PROBLEM: Write out every line below that contains "icon".

[Data about app and page elements]
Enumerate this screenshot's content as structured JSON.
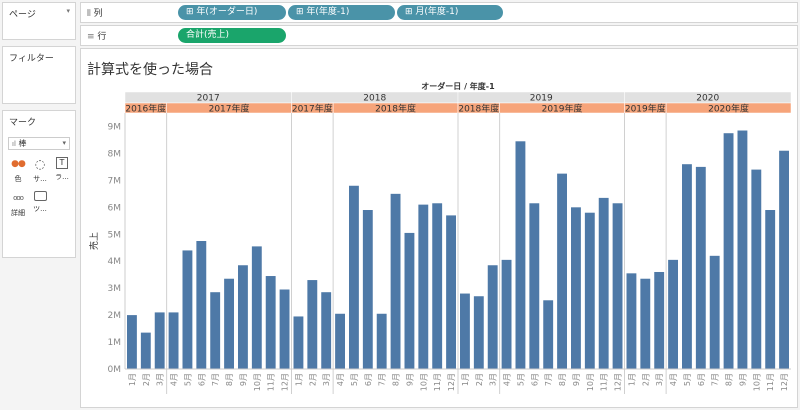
{
  "left_panels": {
    "pages": {
      "title": "ページ"
    },
    "filters": {
      "title": "フィルター"
    },
    "marks": {
      "title": "マーク",
      "type_select": "棒",
      "buttons": [
        {
          "label": "色",
          "icon": "color-icon"
        },
        {
          "label": "サ...",
          "icon": "size-icon"
        },
        {
          "label": "ラ...",
          "icon": "label-icon"
        },
        {
          "label": "詳細",
          "icon": "detail-icon"
        },
        {
          "label": "ツ...",
          "icon": "tooltip-icon"
        }
      ]
    }
  },
  "shelves": {
    "columns": {
      "label": "列",
      "pills": [
        "年(オーダー日)",
        "年(年度-1)",
        "月(年度-1)"
      ]
    },
    "rows": {
      "label": "行",
      "pills": [
        "合計(売上)"
      ]
    }
  },
  "worksheet": {
    "title": "計算式を使った場合"
  },
  "chart_data": {
    "type": "bar",
    "color": "#4e79a7",
    "header_title": "オーダー日 / 年度-1",
    "ylabel": "売上",
    "ylim": [
      0,
      9500000
    ],
    "yticks": [
      "0M",
      "1M",
      "2M",
      "3M",
      "4M",
      "5M",
      "6M",
      "7M",
      "8M",
      "9M"
    ],
    "grid": false,
    "year_groups": [
      {
        "year": "2017",
        "fy": [
          {
            "label": "2016年度",
            "months": 3
          },
          {
            "label": "2017年度",
            "months": 9
          }
        ]
      },
      {
        "year": "2018",
        "fy": [
          {
            "label": "2017年度",
            "months": 3
          },
          {
            "label": "2018年度",
            "months": 9
          }
        ]
      },
      {
        "year": "2019",
        "fy": [
          {
            "label": "2018年度",
            "months": 3
          },
          {
            "label": "2019年度",
            "months": 9
          }
        ]
      },
      {
        "year": "2020",
        "fy": [
          {
            "label": "2019年度",
            "months": 3
          },
          {
            "label": "2020年度",
            "months": 9
          }
        ]
      }
    ],
    "categories": [
      "1月",
      "2月",
      "3月",
      "4月",
      "5月",
      "6月",
      "7月",
      "8月",
      "9月",
      "10月",
      "11月",
      "12月",
      "1月",
      "2月",
      "3月",
      "4月",
      "5月",
      "6月",
      "7月",
      "8月",
      "9月",
      "10月",
      "11月",
      "12月",
      "1月",
      "2月",
      "3月",
      "4月",
      "5月",
      "6月",
      "7月",
      "8月",
      "9月",
      "10月",
      "11月",
      "12月",
      "1月",
      "2月",
      "3月",
      "4月",
      "5月",
      "6月",
      "7月",
      "8月",
      "9月",
      "10月",
      "11月",
      "12月"
    ],
    "values": [
      2000000,
      1350000,
      2100000,
      2100000,
      4400000,
      4750000,
      2850000,
      3350000,
      3850000,
      4550000,
      3450000,
      2950000,
      1950000,
      3300000,
      2850000,
      2050000,
      6800000,
      5900000,
      2050000,
      6500000,
      5050000,
      6100000,
      6150000,
      5700000,
      2800000,
      2700000,
      3850000,
      4050000,
      8450000,
      6150000,
      2550000,
      7250000,
      6000000,
      5800000,
      6350000,
      6150000,
      3550000,
      3350000,
      3600000,
      4050000,
      7600000,
      7500000,
      4200000,
      8750000,
      8850000,
      7400000,
      5900000,
      8100000
    ]
  }
}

WORKED SOLUTION:
          "icon": "color-icon"
          "icon": "size-icon"
          "icon": "label-icon"
          "icon": "detail-icon"
          "icon": "tooltip-icon"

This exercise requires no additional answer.